[Your instructions]: Could you set down all of the data again, exactly as it stands?

[Data records]:
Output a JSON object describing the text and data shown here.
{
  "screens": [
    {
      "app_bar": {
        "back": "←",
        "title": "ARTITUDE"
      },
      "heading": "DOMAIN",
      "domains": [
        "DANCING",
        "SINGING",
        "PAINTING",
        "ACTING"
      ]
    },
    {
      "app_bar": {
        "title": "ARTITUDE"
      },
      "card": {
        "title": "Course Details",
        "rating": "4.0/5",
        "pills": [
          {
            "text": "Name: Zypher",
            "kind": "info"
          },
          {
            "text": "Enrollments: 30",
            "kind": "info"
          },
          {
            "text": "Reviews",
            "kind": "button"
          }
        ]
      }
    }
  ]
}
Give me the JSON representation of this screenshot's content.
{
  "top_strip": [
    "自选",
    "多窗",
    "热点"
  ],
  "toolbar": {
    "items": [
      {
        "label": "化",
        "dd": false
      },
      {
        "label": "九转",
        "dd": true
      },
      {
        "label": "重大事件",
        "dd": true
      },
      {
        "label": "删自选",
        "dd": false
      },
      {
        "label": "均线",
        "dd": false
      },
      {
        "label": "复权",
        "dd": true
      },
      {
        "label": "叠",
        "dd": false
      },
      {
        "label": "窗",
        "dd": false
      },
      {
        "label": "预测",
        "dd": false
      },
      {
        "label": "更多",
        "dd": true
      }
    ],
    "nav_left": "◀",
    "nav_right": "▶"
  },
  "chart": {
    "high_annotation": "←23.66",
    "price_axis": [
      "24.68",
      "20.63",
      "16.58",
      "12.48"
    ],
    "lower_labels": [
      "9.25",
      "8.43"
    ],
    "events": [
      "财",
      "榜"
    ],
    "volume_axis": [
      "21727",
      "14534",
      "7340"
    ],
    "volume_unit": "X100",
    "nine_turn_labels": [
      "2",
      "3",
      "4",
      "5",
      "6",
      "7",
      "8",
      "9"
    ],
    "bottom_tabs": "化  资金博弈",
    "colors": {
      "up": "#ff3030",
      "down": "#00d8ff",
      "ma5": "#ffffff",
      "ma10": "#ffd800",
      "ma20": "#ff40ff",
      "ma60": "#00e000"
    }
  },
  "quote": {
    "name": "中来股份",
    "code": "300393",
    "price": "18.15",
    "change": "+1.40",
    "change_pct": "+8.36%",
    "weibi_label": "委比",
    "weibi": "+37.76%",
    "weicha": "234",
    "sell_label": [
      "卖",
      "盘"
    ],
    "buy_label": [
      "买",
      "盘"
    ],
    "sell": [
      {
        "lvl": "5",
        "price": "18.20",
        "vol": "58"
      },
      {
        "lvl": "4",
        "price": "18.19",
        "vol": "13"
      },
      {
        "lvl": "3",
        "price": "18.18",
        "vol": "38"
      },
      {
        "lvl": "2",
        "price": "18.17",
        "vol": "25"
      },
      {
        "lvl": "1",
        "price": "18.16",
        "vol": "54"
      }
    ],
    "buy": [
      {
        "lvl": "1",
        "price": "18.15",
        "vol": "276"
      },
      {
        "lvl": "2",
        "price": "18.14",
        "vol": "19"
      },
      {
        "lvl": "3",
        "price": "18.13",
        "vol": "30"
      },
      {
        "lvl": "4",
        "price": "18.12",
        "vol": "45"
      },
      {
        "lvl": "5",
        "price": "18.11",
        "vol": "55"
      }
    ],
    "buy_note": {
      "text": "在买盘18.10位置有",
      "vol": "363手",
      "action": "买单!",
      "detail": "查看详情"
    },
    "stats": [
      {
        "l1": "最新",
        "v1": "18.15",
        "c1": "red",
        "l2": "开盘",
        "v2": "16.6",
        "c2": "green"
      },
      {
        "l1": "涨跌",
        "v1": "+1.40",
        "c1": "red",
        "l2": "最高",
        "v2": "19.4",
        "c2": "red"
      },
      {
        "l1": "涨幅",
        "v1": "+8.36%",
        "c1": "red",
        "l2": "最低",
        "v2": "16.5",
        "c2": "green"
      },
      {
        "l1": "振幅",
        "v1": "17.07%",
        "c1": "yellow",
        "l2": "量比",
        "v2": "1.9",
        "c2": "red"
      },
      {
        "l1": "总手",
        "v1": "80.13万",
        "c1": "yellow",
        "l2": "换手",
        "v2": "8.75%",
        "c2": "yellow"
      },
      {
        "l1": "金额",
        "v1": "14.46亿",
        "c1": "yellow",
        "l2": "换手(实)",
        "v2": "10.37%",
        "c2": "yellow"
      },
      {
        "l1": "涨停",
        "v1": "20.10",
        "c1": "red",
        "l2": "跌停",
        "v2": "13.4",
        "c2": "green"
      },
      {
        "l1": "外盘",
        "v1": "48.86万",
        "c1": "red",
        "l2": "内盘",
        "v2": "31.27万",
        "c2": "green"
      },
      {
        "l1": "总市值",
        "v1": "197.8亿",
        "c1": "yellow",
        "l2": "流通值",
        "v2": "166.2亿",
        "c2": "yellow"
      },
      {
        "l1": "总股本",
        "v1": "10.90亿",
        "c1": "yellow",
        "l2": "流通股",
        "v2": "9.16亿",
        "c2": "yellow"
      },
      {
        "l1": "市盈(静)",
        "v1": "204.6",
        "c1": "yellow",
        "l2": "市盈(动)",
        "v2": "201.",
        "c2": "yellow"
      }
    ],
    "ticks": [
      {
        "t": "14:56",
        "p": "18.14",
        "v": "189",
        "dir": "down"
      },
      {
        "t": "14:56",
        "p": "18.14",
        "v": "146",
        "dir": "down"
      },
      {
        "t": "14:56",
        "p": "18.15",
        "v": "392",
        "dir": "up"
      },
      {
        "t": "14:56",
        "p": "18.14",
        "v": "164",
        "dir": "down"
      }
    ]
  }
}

[Expected output]:
Output a JSON object describing the text and data shown here.
{
  "screens": [
    {
      "app_bar": {
        "back": "←",
        "title": "ARTITUDE"
      },
      "heading": "DOMAIN",
      "domains": [
        "DANCING",
        "SINGING",
        "PAINTING",
        "ACTING"
      ]
    },
    {
      "app_bar": {
        "title": "ARTITUDE"
      },
      "card": {
        "title": "Course Details",
        "rating": "4.0/5",
        "pills": [
          {
            "text": "Name: Zypher",
            "kind": "info"
          },
          {
            "text": "Enrollments: 30",
            "kind": "info"
          },
          {
            "text": "Reviews",
            "kind": "button"
          }
        ]
      }
    }
  ]
}
Give me the JSON representation of this screenshot's content.
{
  "top_strip": [
    "自选",
    "多窗",
    "热点"
  ],
  "toolbar": {
    "items": [
      {
        "label": "化",
        "dd": false
      },
      {
        "label": "九转",
        "dd": true
      },
      {
        "label": "重大事件",
        "dd": true
      },
      {
        "label": "删自选",
        "dd": false
      },
      {
        "label": "均线",
        "dd": false
      },
      {
        "label": "复权",
        "dd": true
      },
      {
        "label": "叠",
        "dd": false
      },
      {
        "label": "窗",
        "dd": false
      },
      {
        "label": "预测",
        "dd": false
      },
      {
        "label": "更多",
        "dd": true
      }
    ],
    "nav_left": "◀",
    "nav_right": "▶"
  },
  "chart": {
    "high_annotation": "←23.66",
    "price_axis": [
      "24.68",
      "20.63",
      "16.58",
      "12.48"
    ],
    "lower_labels": [
      "9.25",
      "8.43"
    ],
    "events": [
      "财",
      "榜"
    ],
    "volume_axis": [
      "21727",
      "14534",
      "7340"
    ],
    "volume_unit": "X100",
    "nine_turn_labels": [
      "2",
      "3",
      "4",
      "5",
      "6",
      "7",
      "8",
      "9"
    ],
    "bottom_tabs": "化  资金博弈",
    "colors": {
      "up": "#ff3030",
      "down": "#00d8ff",
      "ma5": "#ffffff",
      "ma10": "#ffd800",
      "ma20": "#ff40ff",
      "ma60": "#00e000"
    }
  },
  "quote": {
    "name": "中来股份",
    "code": "300393",
    "price": "18.15",
    "change": "+1.40",
    "change_pct": "+8.36%",
    "weibi_label": "委比",
    "weibi": "+37.76%",
    "weicha": "234",
    "sell_label": [
      "卖",
      "盘"
    ],
    "buy_label": [
      "买",
      "盘"
    ],
    "sell": [
      {
        "lvl": "5",
        "price": "18.20",
        "vol": "58"
      },
      {
        "lvl": "4",
        "price": "18.19",
        "vol": "13"
      },
      {
        "lvl": "3",
        "price": "18.18",
        "vol": "38"
      },
      {
        "lvl": "2",
        "price": "18.17",
        "vol": "25"
      },
      {
        "lvl": "1",
        "price": "18.16",
        "vol": "54"
      }
    ],
    "buy": [
      {
        "lvl": "1",
        "price": "18.15",
        "vol": "276"
      },
      {
        "lvl": "2",
        "price": "18.14",
        "vol": "19"
      },
      {
        "lvl": "3",
        "price": "18.13",
        "vol": "30"
      },
      {
        "lvl": "4",
        "price": "18.12",
        "vol": "45"
      },
      {
        "lvl": "5",
        "price": "18.11",
        "vol": "55"
      }
    ],
    "buy_note": {
      "text": "在买盘18.10位置有",
      "vol": "363手",
      "action": "买单!",
      "detail": "查看详情"
    },
    "stats": [
      {
        "l1": "最新",
        "v1": "18.15",
        "c1": "red",
        "l2": "开盘",
        "v2": "16.6",
        "c2": "green"
      },
      {
        "l1": "涨跌",
        "v1": "+1.40",
        "c1": "red",
        "l2": "最高",
        "v2": "19.4",
        "c2": "red"
      },
      {
        "l1": "涨幅",
        "v1": "+8.36%",
        "c1": "red",
        "l2": "最低",
        "v2": "16.5",
        "c2": "green"
      },
      {
        "l1": "振幅",
        "v1": "17.07%",
        "c1": "yellow",
        "l2": "量比",
        "v2": "1.9",
        "c2": "red"
      },
      {
        "l1": "总手",
        "v1": "80.13万",
        "c1": "yellow",
        "l2": "换手",
        "v2": "8.75%",
        "c2": "yellow"
      },
      {
        "l1": "金额",
        "v1": "14.46亿",
        "c1": "yellow",
        "l2": "换手(实)",
        "v2": "10.37%",
        "c2": "yellow"
      },
      {
        "l1": "涨停",
        "v1": "20.10",
        "c1": "red",
        "l2": "跌停",
        "v2": "13.4",
        "c2": "green"
      },
      {
        "l1": "外盘",
        "v1": "48.86万",
        "c1": "red",
        "l2": "内盘",
        "v2": "31.27万",
        "c2": "green"
      },
      {
        "l1": "总市值",
        "v1": "197.8亿",
        "c1": "yellow",
        "l2": "流通值",
        "v2": "166.2亿",
        "c2": "yellow"
      },
      {
        "l1": "总股本",
        "v1": "10.90亿",
        "c1": "yellow",
        "l2": "流通股",
        "v2": "9.16亿",
        "c2": "yellow"
      },
      {
        "l1": "市盈(静)",
        "v1": "204.6",
        "c1": "yellow",
        "l2": "市盈(动)",
        "v2": "201.",
        "c2": "yellow"
      }
    ],
    "ticks": [
      {
        "t": "14:56",
        "p": "18.14",
        "v": "189",
        "dir": "down"
      },
      {
        "t": "14:56",
        "p": "18.14",
        "v": "146",
        "dir": "down"
      },
      {
        "t": "14:56",
        "p": "18.15",
        "v": "392",
        "dir": "up"
      },
      {
        "t": "14:56",
        "p": "18.14",
        "v": "164",
        "dir": "down"
      }
    ]
  }
}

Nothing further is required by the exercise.